"God is no thing, but not nothing"

Interviews with Rupert Shortt and Louis de Berniers

Nietzsche famously announced "god is dead". Though many continue to argue this point, in the 116 years since Nietzsche himself passed away atheism has grown in the West. In the 21st century the state of god's health continues to deteriorate in the West as secularism rises more and more. 

Borrowing from Herbert McCabe's thoughtful point, Rupert Shortt's God Is No Thing offers a brave argument in favour of Christianity and its importance as a philosophy in the Western world. No simple defence of dogma, this book avoids the pitfalls of fundamentalism while highlighting the benefits of self-critical faith.

The religion editor of the Times Literary Supplement, Rupert points out the human flourishing that Christianity has fostered; including promoting peace and environmental sustainability. Join Susan Cahill as she talks with Rupert about God Is No Thing and the place of religious philosophy in the modern secular world. 

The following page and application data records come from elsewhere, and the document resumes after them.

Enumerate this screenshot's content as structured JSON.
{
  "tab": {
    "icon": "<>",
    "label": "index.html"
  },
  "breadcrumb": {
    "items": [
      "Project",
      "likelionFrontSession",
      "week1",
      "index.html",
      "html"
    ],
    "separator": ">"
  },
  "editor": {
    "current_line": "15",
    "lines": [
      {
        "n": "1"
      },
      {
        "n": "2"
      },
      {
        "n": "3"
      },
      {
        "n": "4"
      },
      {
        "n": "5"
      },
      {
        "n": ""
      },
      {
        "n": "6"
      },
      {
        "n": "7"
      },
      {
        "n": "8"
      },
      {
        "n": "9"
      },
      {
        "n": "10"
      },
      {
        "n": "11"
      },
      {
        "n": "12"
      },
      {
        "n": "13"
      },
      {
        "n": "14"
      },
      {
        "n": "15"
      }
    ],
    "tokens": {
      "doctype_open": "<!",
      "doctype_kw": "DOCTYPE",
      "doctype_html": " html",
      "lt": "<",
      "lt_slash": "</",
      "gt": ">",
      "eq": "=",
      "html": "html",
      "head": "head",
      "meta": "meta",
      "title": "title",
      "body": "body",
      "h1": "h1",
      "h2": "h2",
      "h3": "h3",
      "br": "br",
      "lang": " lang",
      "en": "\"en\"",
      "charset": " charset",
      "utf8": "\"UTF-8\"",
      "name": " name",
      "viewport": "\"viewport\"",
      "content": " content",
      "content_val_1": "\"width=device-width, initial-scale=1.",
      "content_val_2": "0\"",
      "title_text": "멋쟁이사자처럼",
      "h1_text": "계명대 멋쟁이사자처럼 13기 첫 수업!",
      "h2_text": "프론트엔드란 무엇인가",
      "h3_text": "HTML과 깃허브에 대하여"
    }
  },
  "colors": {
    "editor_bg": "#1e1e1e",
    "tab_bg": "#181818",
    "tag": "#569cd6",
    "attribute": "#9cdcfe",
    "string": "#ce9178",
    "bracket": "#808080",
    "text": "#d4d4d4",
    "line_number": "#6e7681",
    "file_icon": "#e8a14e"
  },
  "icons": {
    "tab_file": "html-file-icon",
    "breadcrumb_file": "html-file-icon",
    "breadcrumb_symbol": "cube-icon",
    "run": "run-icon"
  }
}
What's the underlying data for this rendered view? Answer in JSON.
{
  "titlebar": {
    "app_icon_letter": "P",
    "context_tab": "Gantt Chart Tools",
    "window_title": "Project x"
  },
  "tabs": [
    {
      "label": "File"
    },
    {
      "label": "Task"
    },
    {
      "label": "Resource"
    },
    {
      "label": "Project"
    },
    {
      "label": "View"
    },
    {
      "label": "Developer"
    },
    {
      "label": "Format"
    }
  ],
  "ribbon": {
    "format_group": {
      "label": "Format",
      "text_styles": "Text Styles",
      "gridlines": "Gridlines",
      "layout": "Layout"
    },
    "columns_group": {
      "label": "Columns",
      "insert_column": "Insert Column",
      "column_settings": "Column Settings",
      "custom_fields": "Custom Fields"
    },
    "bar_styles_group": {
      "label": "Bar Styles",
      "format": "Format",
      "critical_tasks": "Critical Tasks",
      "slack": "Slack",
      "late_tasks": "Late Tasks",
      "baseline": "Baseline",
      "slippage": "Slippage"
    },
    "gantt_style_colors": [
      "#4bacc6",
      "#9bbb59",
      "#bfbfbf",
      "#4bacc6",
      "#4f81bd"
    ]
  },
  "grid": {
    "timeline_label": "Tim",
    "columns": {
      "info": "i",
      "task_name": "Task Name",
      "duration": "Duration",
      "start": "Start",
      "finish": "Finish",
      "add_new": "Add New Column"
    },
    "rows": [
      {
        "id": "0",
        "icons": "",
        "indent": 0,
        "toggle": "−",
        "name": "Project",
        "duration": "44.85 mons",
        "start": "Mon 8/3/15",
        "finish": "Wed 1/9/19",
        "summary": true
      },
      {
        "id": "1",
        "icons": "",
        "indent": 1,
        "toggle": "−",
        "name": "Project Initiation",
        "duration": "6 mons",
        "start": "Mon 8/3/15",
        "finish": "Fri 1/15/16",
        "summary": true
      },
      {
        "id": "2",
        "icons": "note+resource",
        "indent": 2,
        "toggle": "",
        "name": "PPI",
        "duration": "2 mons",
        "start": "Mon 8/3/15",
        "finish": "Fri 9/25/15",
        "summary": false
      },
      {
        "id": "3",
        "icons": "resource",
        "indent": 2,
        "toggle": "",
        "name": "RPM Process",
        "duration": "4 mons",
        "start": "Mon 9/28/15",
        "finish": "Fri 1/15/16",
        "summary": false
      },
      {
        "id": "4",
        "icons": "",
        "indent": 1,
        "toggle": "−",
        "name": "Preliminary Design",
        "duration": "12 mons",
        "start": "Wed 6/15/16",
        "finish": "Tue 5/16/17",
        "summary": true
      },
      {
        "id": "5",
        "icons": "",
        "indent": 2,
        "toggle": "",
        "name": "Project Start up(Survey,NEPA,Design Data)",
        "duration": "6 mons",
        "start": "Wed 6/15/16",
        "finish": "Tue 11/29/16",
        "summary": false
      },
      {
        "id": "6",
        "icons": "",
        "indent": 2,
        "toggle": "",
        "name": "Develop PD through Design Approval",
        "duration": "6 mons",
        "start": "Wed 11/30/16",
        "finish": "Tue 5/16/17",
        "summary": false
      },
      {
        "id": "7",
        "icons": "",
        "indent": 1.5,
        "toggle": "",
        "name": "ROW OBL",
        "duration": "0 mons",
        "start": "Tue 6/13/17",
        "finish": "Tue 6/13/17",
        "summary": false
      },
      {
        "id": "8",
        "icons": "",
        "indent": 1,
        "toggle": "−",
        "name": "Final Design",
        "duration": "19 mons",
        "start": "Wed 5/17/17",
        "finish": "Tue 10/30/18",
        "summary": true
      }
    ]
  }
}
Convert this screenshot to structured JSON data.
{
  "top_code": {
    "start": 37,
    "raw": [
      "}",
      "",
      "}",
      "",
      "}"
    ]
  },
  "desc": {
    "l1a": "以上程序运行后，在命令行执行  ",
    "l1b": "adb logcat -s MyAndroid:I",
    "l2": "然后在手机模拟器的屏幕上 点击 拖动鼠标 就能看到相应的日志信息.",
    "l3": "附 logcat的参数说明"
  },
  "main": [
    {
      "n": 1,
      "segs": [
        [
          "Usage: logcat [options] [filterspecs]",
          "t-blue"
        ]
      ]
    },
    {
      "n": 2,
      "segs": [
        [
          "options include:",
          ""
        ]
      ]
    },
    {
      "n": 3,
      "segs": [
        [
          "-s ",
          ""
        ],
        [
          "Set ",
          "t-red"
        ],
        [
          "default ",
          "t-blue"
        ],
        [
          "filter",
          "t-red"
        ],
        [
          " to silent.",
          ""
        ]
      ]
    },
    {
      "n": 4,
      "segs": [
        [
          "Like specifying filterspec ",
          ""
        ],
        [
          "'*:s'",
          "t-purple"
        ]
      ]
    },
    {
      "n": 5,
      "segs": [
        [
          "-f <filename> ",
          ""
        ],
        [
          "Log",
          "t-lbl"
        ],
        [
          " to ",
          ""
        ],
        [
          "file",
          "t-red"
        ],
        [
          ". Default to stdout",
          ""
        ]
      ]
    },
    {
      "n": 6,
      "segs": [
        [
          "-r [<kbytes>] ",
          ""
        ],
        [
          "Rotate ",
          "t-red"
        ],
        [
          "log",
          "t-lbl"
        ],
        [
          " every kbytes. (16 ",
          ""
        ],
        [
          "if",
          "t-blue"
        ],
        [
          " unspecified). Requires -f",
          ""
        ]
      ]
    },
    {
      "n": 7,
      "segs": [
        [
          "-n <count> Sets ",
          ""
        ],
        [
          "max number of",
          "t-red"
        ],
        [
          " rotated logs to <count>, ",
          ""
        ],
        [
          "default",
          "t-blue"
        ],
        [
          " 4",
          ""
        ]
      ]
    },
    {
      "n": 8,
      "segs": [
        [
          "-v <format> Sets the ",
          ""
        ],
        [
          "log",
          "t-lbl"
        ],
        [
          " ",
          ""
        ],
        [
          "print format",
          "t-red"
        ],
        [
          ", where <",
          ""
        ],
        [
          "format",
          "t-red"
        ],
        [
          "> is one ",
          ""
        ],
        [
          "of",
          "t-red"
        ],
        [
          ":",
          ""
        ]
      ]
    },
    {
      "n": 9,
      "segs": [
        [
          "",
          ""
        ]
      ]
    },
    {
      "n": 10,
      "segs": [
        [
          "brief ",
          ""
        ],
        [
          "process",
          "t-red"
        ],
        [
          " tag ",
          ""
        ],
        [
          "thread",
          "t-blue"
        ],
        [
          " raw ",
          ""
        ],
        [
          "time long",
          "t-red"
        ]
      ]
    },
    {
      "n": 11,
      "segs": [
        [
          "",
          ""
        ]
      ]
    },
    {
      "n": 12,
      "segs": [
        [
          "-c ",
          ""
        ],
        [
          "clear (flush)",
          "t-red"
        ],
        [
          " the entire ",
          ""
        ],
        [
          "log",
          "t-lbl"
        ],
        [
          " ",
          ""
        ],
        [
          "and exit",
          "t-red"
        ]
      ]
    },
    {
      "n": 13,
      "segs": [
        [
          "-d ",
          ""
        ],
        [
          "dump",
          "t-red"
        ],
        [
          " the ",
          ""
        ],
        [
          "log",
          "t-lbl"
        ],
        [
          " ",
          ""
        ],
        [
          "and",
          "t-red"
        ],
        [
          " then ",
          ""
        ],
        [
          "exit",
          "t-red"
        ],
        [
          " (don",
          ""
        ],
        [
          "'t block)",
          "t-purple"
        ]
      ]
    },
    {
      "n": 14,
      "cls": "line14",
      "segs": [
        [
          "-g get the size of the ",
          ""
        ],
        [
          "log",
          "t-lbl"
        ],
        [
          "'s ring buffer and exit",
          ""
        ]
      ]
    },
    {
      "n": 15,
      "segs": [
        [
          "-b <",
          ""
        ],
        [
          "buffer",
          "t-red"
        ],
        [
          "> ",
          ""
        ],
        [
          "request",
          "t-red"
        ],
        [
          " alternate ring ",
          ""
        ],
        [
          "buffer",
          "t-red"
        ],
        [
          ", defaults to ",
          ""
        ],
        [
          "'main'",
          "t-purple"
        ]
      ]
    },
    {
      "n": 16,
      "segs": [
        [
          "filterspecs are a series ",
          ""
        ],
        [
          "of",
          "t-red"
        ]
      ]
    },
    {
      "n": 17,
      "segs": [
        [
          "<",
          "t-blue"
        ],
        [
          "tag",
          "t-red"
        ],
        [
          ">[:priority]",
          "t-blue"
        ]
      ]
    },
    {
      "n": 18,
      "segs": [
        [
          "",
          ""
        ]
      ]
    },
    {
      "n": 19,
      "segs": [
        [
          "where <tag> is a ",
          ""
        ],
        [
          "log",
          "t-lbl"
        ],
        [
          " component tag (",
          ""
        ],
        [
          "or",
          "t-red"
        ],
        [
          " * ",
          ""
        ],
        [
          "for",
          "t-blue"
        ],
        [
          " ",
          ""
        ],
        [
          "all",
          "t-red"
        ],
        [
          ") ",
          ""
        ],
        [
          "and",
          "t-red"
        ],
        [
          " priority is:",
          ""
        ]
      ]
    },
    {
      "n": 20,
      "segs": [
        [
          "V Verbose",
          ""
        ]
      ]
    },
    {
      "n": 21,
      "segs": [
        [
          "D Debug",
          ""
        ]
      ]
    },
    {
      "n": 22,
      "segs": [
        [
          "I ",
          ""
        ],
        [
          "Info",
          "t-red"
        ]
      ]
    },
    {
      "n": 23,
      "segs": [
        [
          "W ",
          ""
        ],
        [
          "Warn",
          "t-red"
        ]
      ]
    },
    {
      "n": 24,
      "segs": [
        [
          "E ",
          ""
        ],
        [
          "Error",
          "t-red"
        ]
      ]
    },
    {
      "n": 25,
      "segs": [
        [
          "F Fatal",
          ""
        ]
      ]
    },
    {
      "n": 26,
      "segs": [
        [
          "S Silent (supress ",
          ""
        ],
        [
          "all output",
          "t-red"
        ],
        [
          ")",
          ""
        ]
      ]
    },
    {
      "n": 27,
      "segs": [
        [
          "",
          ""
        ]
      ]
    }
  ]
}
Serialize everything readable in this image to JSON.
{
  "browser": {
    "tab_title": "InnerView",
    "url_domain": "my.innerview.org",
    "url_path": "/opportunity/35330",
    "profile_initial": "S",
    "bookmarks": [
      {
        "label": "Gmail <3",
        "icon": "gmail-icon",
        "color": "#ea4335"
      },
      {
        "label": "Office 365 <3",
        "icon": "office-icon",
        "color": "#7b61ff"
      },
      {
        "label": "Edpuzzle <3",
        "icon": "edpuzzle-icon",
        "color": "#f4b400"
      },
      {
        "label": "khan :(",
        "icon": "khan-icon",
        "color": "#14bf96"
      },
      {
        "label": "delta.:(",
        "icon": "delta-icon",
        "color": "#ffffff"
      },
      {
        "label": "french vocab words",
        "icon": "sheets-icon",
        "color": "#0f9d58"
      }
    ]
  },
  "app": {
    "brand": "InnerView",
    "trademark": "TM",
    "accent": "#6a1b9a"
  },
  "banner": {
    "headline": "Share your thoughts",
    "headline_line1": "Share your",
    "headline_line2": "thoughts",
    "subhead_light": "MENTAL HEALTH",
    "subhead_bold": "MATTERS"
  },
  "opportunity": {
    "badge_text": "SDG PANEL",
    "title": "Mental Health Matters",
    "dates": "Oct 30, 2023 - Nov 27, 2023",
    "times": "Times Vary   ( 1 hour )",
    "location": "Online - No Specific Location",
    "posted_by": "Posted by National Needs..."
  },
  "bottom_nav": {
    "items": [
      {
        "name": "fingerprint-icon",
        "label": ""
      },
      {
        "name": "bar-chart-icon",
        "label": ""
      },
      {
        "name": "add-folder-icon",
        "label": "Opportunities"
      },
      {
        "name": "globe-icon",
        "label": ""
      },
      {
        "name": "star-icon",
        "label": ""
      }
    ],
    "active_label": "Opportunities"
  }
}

Before this Susan talks with acclaimed British novelist, Louis de Bernières about his latest novel, The Dust that Falls from Dreams. A love story told against the backdrop of the First World War, this book is reminiscent of Louis' great Captain Corelli's Mandolin. As quickly becomes evident though, these are wholly different books.

A fantastic story of youth, love, and grief this book explores how people rebuild their lives in the wake of war. Join Susan as she talk with Louis about this book and what exactly drove him to write it.

This week's music to read to,

The show opens with Poppy Ackroyd's Grounds while Keith Kenniff brings part one to a close with Sometimes. The show ends with Johann Johannsson's Good Morning, Midnight & Good Night, Day.